What is required: From the records below, pull each line that has "graduation".

Materials provided:
++++

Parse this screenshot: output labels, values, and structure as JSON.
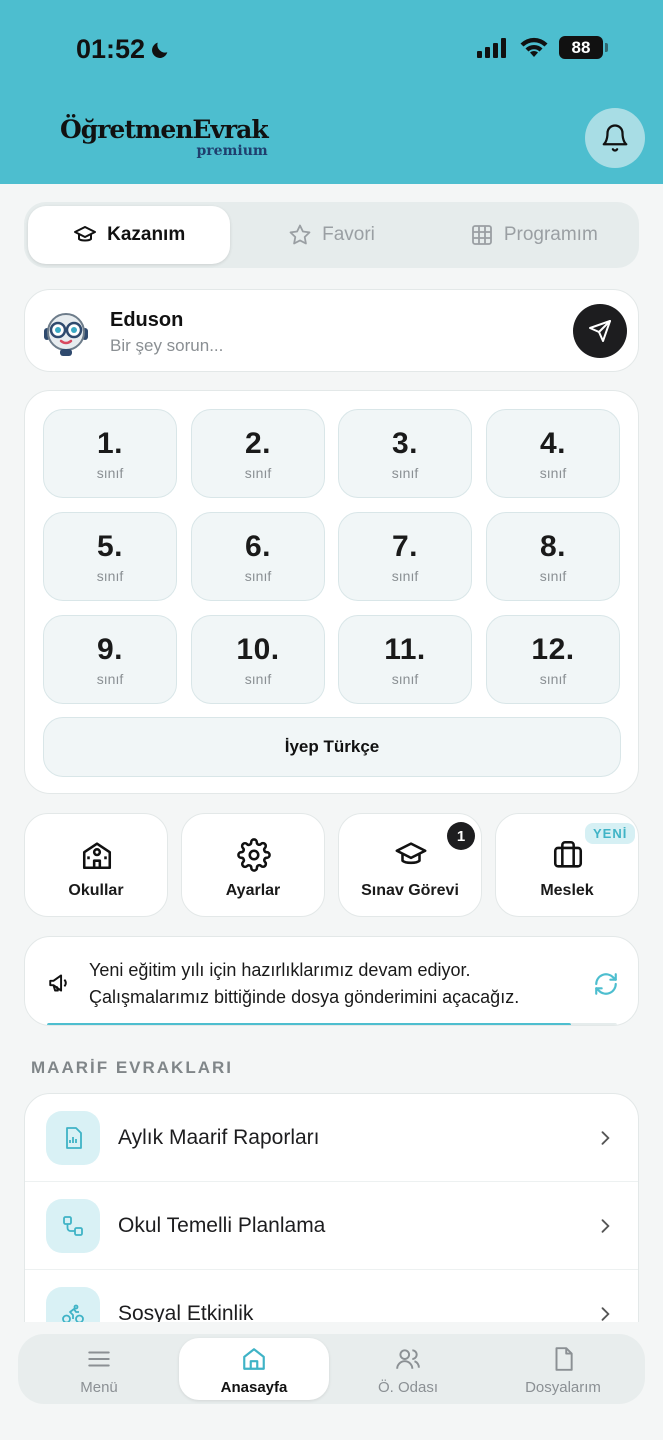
{
  "status_bar": {
    "time": "01:52",
    "battery": "88"
  },
  "app": {
    "logo_main": "ÖğretmenEvrak",
    "logo_sub": "premium"
  },
  "segment": {
    "tabs": [
      {
        "label": "Kazanım",
        "icon": "graduation-cap-icon",
        "active": true
      },
      {
        "label": "Favori",
        "icon": "star-icon",
        "active": false
      },
      {
        "label": "Programım",
        "icon": "grid-icon",
        "active": false
      }
    ]
  },
  "assistant": {
    "name": "Eduson",
    "placeholder": "Bir şey sorun..."
  },
  "grades": {
    "items": [
      {
        "num": "1.",
        "label": "sınıf"
      },
      {
        "num": "2.",
        "label": "sınıf"
      },
      {
        "num": "3.",
        "label": "sınıf"
      },
      {
        "num": "4.",
        "label": "sınıf"
      },
      {
        "num": "5.",
        "label": "sınıf"
      },
      {
        "num": "6.",
        "label": "sınıf"
      },
      {
        "num": "7.",
        "label": "sınıf"
      },
      {
        "num": "8.",
        "label": "sınıf"
      },
      {
        "num": "9.",
        "label": "sınıf"
      },
      {
        "num": "10.",
        "label": "sınıf"
      },
      {
        "num": "11.",
        "label": "sınıf"
      },
      {
        "num": "12.",
        "label": "sınıf"
      }
    ],
    "extra": "İyep Türkçe"
  },
  "quick_actions": [
    {
      "label": "Okullar",
      "icon": "school-icon"
    },
    {
      "label": "Ayarlar",
      "icon": "gear-icon"
    },
    {
      "label": "Sınav Görevi",
      "icon": "graduation-cap-icon",
      "badge": "1"
    },
    {
      "label": "Meslek",
      "icon": "briefcase-icon",
      "badge": "YENİ"
    }
  ],
  "notice": {
    "line1": "Yeni eğitim yılı için hazırlıklarımız devam ediyor.",
    "line2": "Çalışmalarımız bittiğinde dosya gönderimini açacağız.",
    "progress": 0.92
  },
  "section": {
    "title": "MAARİF EVRAKLARI",
    "items": [
      {
        "label": "Aylık Maarif Raporları",
        "icon": "report-icon"
      },
      {
        "label": "Okul Temelli Planlama",
        "icon": "workflow-icon"
      },
      {
        "label": "Sosyal Etkinlik",
        "icon": "bike-icon"
      }
    ]
  },
  "tabbar": {
    "items": [
      {
        "label": "Menü",
        "icon": "menu-icon",
        "active": false
      },
      {
        "label": "Anasayfa",
        "icon": "home-icon",
        "active": true
      },
      {
        "label": "Ö. Odası",
        "icon": "users-icon",
        "active": false
      },
      {
        "label": "Dosyalarım",
        "icon": "file-icon",
        "active": false
      }
    ]
  },
  "colors": {
    "accent": "#4dbecf",
    "background": "#f4f6f6",
    "dark": "#1d1d1f"
  }
}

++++

Your response:
        "icon": "graduation-cap-icon",
      "icon": "graduation-cap-icon",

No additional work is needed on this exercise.